» ACTIVITY
What comes back must be the data itself, retyped exactly.

[Web page and app entries]
=== Begin Enclosure ===
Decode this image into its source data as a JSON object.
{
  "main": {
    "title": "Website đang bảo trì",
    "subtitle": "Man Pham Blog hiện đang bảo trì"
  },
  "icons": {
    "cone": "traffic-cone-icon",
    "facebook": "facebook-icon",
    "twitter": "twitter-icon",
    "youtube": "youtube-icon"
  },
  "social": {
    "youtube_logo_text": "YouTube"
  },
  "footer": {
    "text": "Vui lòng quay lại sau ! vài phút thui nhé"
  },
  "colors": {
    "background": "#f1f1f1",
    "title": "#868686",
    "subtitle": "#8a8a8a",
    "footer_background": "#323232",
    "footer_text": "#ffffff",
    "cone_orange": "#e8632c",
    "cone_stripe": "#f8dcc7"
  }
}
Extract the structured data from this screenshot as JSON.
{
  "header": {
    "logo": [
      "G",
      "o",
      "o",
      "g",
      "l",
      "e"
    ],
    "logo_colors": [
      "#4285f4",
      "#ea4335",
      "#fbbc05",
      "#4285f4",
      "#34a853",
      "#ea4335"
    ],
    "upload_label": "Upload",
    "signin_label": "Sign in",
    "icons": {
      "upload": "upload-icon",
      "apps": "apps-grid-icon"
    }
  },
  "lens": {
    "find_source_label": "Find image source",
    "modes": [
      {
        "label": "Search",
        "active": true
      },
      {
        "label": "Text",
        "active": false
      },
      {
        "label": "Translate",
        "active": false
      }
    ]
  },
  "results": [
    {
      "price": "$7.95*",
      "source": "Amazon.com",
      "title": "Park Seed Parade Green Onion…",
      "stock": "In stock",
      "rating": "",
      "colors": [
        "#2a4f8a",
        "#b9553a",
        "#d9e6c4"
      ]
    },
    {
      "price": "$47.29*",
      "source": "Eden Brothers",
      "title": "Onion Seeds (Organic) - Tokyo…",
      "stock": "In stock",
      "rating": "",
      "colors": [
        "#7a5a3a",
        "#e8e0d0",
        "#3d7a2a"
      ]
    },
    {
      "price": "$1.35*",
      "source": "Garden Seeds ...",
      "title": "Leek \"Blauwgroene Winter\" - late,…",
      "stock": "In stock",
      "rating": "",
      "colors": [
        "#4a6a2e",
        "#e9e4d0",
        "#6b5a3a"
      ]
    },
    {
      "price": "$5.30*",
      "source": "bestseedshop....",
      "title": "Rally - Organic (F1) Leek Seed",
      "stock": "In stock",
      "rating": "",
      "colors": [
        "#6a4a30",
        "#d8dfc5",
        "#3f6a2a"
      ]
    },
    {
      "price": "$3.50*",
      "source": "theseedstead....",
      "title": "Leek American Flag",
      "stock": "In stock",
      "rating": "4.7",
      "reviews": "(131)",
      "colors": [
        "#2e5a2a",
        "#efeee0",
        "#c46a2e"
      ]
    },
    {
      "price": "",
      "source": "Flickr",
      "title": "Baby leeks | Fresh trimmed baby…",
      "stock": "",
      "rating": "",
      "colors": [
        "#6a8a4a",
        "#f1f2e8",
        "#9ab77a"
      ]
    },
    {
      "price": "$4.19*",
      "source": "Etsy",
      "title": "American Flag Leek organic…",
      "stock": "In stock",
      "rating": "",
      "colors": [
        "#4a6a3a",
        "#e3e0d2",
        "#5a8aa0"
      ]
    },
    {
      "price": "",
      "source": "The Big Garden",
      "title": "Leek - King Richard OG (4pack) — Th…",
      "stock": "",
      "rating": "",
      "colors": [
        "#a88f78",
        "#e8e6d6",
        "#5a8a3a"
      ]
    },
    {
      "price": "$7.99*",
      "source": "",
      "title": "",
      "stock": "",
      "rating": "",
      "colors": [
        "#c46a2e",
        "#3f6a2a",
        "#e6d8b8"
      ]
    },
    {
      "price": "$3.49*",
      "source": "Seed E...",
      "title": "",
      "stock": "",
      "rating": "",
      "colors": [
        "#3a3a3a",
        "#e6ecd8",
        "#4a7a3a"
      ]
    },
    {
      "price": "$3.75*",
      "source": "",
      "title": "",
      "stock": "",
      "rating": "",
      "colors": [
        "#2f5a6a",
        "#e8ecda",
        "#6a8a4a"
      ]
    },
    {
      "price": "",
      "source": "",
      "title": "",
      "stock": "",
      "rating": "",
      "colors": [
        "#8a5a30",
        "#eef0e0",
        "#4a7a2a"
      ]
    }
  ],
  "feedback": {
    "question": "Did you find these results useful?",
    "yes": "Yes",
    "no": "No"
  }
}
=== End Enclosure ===
» THE COMPLETED TASK
Decode this image into its source data as a JSON object.
{
  "main": {
    "title": "Website đang bảo trì",
    "subtitle": "Man Pham Blog hiện đang bảo trì"
  },
  "icons": {
    "cone": "traffic-cone-icon",
    "facebook": "facebook-icon",
    "twitter": "twitter-icon",
    "youtube": "youtube-icon"
  },
  "social": {
    "youtube_logo_text": "YouTube"
  },
  "footer": {
    "text": "Vui lòng quay lại sau ! vài phút thui nhé"
  },
  "colors": {
    "background": "#f1f1f1",
    "title": "#868686",
    "subtitle": "#8a8a8a",
    "footer_background": "#323232",
    "footer_text": "#ffffff",
    "cone_orange": "#e8632c",
    "cone_stripe": "#f8dcc7"
  }
}
Extract the structured data from this screenshot as JSON.
{
  "header": {
    "logo": [
      "G",
      "o",
      "o",
      "g",
      "l",
      "e"
    ],
    "logo_colors": [
      "#4285f4",
      "#ea4335",
      "#fbbc05",
      "#4285f4",
      "#34a853",
      "#ea4335"
    ],
    "upload_label": "Upload",
    "signin_label": "Sign in",
    "icons": {
      "upload": "upload-icon",
      "apps": "apps-grid-icon"
    }
  },
  "lens": {
    "find_source_label": "Find image source",
    "modes": [
      {
        "label": "Search",
        "active": true
      },
      {
        "label": "Text",
        "active": false
      },
      {
        "label": "Translate",
        "active": false
      }
    ]
  },
  "results": [
    {
      "price": "$7.95*",
      "source": "Amazon.com",
      "title": "Park Seed Parade Green Onion…",
      "stock": "In stock",
      "rating": "",
      "colors": [
        "#2a4f8a",
        "#b9553a",
        "#d9e6c4"
      ]
    },
    {
      "price": "$47.29*",
      "source": "Eden Brothers",
      "title": "Onion Seeds (Organic) - Tokyo…",
      "stock": "In stock",
      "rating": "",
      "colors": [
        "#7a5a3a",
        "#e8e0d0",
        "#3d7a2a"
      ]
    },
    {
      "price": "$1.35*",
      "source": "Garden Seeds ...",
      "title": "Leek \"Blauwgroene Winter\" - late,…",
      "stock": "In stock",
      "rating": "",
      "colors": [
        "#4a6a2e",
        "#e9e4d0",
        "#6b5a3a"
      ]
    },
    {
      "price": "$5.30*",
      "source": "bestseedshop....",
      "title": "Rally - Organic (F1) Leek Seed",
      "stock": "In stock",
      "rating": "",
      "colors": [
        "#6a4a30",
        "#d8dfc5",
        "#3f6a2a"
      ]
    },
    {
      "price": "$3.50*",
      "source": "theseedstead....",
      "title": "Leek American Flag",
      "stock": "In stock",
      "rating": "4.7",
      "reviews": "(131)",
      "colors": [
        "#2e5a2a",
        "#efeee0",
        "#c46a2e"
      ]
    },
    {
      "price": "",
      "source": "Flickr",
      "title": "Baby leeks | Fresh trimmed baby…",
      "stock": "",
      "rating": "",
      "colors": [
        "#6a8a4a",
        "#f1f2e8",
        "#9ab77a"
      ]
    },
    {
      "price": "$4.19*",
      "source": "Etsy",
      "title": "American Flag Leek organic…",
      "stock": "In stock",
      "rating": "",
      "colors": [
        "#4a6a3a",
        "#e3e0d2",
        "#5a8aa0"
      ]
    },
    {
      "price": "",
      "source": "The Big Garden",
      "title": "Leek - King Richard OG (4pack) — Th…",
      "stock": "",
      "rating": "",
      "colors": [
        "#a88f78",
        "#e8e6d6",
        "#5a8a3a"
      ]
    },
    {
      "price": "$7.99*",
      "source": "",
      "title": "",
      "stock": "",
      "rating": "",
      "colors": [
        "#c46a2e",
        "#3f6a2a",
        "#e6d8b8"
      ]
    },
    {
      "price": "$3.49*",
      "source": "Seed E...",
      "title": "",
      "stock": "",
      "rating": "",
      "colors": [
        "#3a3a3a",
        "#e6ecd8",
        "#4a7a3a"
      ]
    },
    {
      "price": "$3.75*",
      "source": "",
      "title": "",
      "stock": "",
      "rating": "",
      "colors": [
        "#2f5a6a",
        "#e8ecda",
        "#6a8a4a"
      ]
    },
    {
      "price": "",
      "source": "",
      "title": "",
      "stock": "",
      "rating": "",
      "colors": [
        "#8a5a30",
        "#eef0e0",
        "#4a7a2a"
      ]
    }
  ],
  "feedback": {
    "question": "Did you find these results useful?",
    "yes": "Yes",
    "no": "No"
  }
}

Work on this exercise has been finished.